Project Description

The traditional pattern of this high-quality textile that was even presented to the shogun is now a symbol of Hakata.
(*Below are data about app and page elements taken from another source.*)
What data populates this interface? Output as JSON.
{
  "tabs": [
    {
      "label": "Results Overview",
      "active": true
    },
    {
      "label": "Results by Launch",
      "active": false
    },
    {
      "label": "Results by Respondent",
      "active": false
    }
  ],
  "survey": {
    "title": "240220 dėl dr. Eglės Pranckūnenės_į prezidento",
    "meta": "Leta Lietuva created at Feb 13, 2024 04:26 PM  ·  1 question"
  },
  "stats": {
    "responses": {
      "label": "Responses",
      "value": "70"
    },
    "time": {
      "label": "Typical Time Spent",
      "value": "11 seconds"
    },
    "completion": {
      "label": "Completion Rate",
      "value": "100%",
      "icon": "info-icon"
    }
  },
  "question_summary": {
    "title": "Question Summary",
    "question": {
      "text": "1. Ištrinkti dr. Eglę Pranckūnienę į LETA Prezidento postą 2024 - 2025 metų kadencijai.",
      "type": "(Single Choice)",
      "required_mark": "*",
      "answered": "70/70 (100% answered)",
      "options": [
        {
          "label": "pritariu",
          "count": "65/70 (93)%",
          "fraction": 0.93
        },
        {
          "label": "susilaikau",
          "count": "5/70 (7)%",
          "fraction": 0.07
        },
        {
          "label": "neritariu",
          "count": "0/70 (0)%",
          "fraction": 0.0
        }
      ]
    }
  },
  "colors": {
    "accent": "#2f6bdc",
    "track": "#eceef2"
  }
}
Hakataori cloth has a history of more than 770 years. It is said that its roots are from the Hakata merchants who brought the technique back with them from Song Dynasty China. The characteristic thick, tightly woven cloth is made by driving strong weft threads into many warp threads and has continued to be loved as the cloth used in obi sashes for kimono and yukata (cotton summer kimono) since long ago. In 1600, this special fabric was chosen by the first lord of the Chikuzen Fukuoka clan as an offering to the shogun. Because of this history, even now, the traditional pattern of Hakataori cloth is called “Kenjo-gara,” meaning “offering pattern,” and, as a symbolic pattern of the Hakata area, you can see it used in various places around town.